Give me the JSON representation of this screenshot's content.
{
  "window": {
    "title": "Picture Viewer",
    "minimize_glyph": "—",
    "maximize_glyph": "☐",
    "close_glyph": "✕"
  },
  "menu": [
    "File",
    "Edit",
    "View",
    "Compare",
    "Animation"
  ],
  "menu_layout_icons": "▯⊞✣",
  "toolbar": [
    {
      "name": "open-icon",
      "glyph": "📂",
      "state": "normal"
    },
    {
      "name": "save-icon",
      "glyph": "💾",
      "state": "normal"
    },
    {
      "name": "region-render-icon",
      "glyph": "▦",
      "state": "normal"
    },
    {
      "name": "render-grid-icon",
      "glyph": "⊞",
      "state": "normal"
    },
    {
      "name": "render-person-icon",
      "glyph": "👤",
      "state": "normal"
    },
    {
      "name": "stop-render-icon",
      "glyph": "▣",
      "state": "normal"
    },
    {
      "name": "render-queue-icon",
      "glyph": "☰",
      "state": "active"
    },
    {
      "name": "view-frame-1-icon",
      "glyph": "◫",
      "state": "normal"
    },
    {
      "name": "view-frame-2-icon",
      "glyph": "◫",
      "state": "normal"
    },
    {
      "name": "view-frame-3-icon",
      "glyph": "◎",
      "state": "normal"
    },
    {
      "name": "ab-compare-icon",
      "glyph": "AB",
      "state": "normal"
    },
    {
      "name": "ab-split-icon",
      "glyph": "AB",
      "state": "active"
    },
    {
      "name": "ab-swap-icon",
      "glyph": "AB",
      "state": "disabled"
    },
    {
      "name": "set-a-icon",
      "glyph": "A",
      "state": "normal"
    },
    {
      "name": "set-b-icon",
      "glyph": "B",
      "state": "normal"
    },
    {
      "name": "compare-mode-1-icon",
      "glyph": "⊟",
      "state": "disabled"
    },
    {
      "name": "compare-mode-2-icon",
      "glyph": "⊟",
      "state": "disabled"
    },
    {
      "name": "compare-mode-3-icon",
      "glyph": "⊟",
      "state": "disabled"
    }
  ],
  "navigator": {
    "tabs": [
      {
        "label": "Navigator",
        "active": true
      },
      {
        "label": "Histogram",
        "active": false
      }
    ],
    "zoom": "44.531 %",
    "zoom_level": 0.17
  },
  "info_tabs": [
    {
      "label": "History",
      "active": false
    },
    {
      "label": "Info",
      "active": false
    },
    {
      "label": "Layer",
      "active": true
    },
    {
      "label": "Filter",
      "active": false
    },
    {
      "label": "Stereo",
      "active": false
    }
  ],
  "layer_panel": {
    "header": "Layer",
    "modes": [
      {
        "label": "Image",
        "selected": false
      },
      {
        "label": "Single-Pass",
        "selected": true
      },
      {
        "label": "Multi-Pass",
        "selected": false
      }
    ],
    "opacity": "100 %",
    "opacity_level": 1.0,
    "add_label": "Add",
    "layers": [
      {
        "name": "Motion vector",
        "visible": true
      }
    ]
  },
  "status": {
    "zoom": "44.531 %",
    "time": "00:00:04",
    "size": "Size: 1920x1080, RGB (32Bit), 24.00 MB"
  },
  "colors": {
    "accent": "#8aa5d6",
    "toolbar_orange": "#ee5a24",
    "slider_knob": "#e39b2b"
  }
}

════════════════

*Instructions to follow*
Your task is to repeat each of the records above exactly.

*Final answer*
Give me the JSON representation of this screenshot's content.
{
  "window": {
    "title": "Picture Viewer",
    "minimize_glyph": "—",
    "maximize_glyph": "☐",
    "close_glyph": "✕"
  },
  "menu": [
    "File",
    "Edit",
    "View",
    "Compare",
    "Animation"
  ],
  "menu_layout_icons": "▯⊞✣",
  "toolbar": [
    {
      "name": "open-icon",
      "glyph": "📂",
      "state": "normal"
    },
    {
      "name": "save-icon",
      "glyph": "💾",
      "state": "normal"
    },
    {
      "name": "region-render-icon",
      "glyph": "▦",
      "state": "normal"
    },
    {
      "name": "render-grid-icon",
      "glyph": "⊞",
      "state": "normal"
    },
    {
      "name": "render-person-icon",
      "glyph": "👤",
      "state": "normal"
    },
    {
      "name": "stop-render-icon",
      "glyph": "▣",
      "state": "normal"
    },
    {
      "name": "render-queue-icon",
      "glyph": "☰",
      "state": "active"
    },
    {
      "name": "view-frame-1-icon",
      "glyph": "◫",
      "state": "normal"
    },
    {
      "name": "view-frame-2-icon",
      "glyph": "◫",
      "state": "normal"
    },
    {
      "name": "view-frame-3-icon",
      "glyph": "◎",
      "state": "normal"
    },
    {
      "name": "ab-compare-icon",
      "glyph": "AB",
      "state": "normal"
    },
    {
      "name": "ab-split-icon",
      "glyph": "AB",
      "state": "active"
    },
    {
      "name": "ab-swap-icon",
      "glyph": "AB",
      "state": "disabled"
    },
    {
      "name": "set-a-icon",
      "glyph": "A",
      "state": "normal"
    },
    {
      "name": "set-b-icon",
      "glyph": "B",
      "state": "normal"
    },
    {
      "name": "compare-mode-1-icon",
      "glyph": "⊟",
      "state": "disabled"
    },
    {
      "name": "compare-mode-2-icon",
      "glyph": "⊟",
      "state": "disabled"
    },
    {
      "name": "compare-mode-3-icon",
      "glyph": "⊟",
      "state": "disabled"
    }
  ],
  "navigator": {
    "tabs": [
      {
        "label": "Navigator",
        "active": true
      },
      {
        "label": "Histogram",
        "active": false
      }
    ],
    "zoom": "44.531 %",
    "zoom_level": 0.17
  },
  "info_tabs": [
    {
      "label": "History",
      "active": false
    },
    {
      "label": "Info",
      "active": false
    },
    {
      "label": "Layer",
      "active": true
    },
    {
      "label": "Filter",
      "active": false
    },
    {
      "label": "Stereo",
      "active": false
    }
  ],
  "layer_panel": {
    "header": "Layer",
    "modes": [
      {
        "label": "Image",
        "selected": false
      },
      {
        "label": "Single-Pass",
        "selected": true
      },
      {
        "label": "Multi-Pass",
        "selected": false
      }
    ],
    "opacity": "100 %",
    "opacity_level": 1.0,
    "add_label": "Add",
    "layers": [
      {
        "name": "Motion vector",
        "visible": true
      }
    ]
  },
  "status": {
    "zoom": "44.531 %",
    "time": "00:00:04",
    "size": "Size: 1920x1080, RGB (32Bit), 24.00 MB"
  },
  "colors": {
    "accent": "#8aa5d6",
    "toolbar_orange": "#ee5a24",
    "slider_knob": "#e39b2b"
  }
}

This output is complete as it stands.